“Three Ways to Protect your Assets from Nursing Home Costs,” by Elizabeth White, Marshall, Parker & Weber, LLC
“Medicaid eligibility rules do not count certain assets such as a home, one vehicle, and personal effects. Therefore, in appropriate cases a community spouse might take money from countable savings to buy a more expensive home; repair or improve an existing home; or buy a new car, new household furnishings, or personal effects. Medicaid rules do not restrict spending countable assets on non-countable ones of equivalent value. Money spent on non-countable assets needed for the community spouse’s use can accelerate Medicaid qualification.”
LTC Comment (from Stephen A. Moses, President, Center for Long-Term Care Reform):

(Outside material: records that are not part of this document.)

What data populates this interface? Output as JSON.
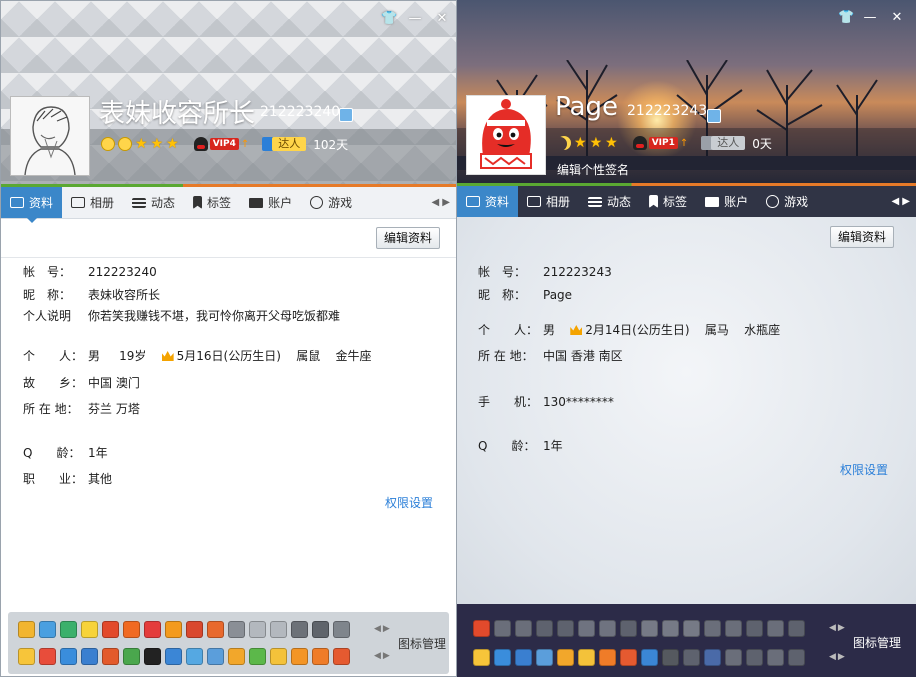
{
  "window_left": {
    "nickname": "表妹收容所长",
    "qq_number": "212223240",
    "vip_label": "VIP4",
    "daren_label": "达人",
    "active_days": "102天",
    "tabs": [
      "资料",
      "相册",
      "动态",
      "标签",
      "账户",
      "游戏"
    ],
    "edit_button": "编辑资料",
    "fields": {
      "account_label": "帐　号：",
      "account_value": "212223240",
      "nick_label": "昵　称：",
      "nick_value": "表妹收容所长",
      "desc_label": "个人说明",
      "desc_value": "你若笑我赚钱不堪，我可怜你离开父母吃饭都难",
      "personal_label": "个　　人：",
      "gender": "男",
      "age": "19岁",
      "birthday": "5月16日(公历生日)",
      "zodiac": "属鼠",
      "constellation": "金牛座",
      "hometown_label": "故　　乡：",
      "hometown_value": "中国 澳门",
      "location_label": "所 在 地：",
      "location_value": "芬兰 万塔",
      "qage_label": "Q　　龄：",
      "qage_value": "1年",
      "job_label": "职　　业：",
      "job_value": "其他"
    },
    "permission_link": "权限设置",
    "icon_manager": "图标管理",
    "colors": {
      "tab_active": "#3b87c9",
      "link": "#2b7fd8",
      "vip": "#d7261e"
    }
  },
  "window_right": {
    "nickname": "Page",
    "qq_number": "212223243",
    "vip_label": "VIP1",
    "daren_label": "达人",
    "active_days": "0天",
    "signature_prompt": "编辑个性签名",
    "tabs": [
      "资料",
      "相册",
      "动态",
      "标签",
      "账户",
      "游戏"
    ],
    "edit_button": "编辑资料",
    "fields": {
      "account_label": "帐　号：",
      "account_value": "212223243",
      "nick_label": "昵　称：",
      "nick_value": "Page",
      "personal_label": "个　　人：",
      "gender": "男",
      "birthday": "2月14日(公历生日)",
      "zodiac": "属马",
      "constellation": "水瓶座",
      "location_label": "所 在 地：",
      "location_value": "中国 香港 南区",
      "phone_label": "手　　机：",
      "phone_value": "130********",
      "qage_label": "Q　　龄：",
      "qage_value": "1年"
    },
    "permission_link": "权限设置",
    "icon_manager": "图标管理"
  }
}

Most Medicaid planners have become cautious about describing the techniques they use to dodge Medicaid LTC eligibility rules. I’ve burned them too often over the years by bringing their gimmicks to the attention of reporters. This article is an exception with several of the common techniques of Medicaid planning described. Another trick the Medicaid planners learned is to pretend to encourage LTC insurance in order to deflect criticism. Bottom line, if you tell clients they can spend a lot of money for insurance or a little money to get free government care, what do you think most will opt for?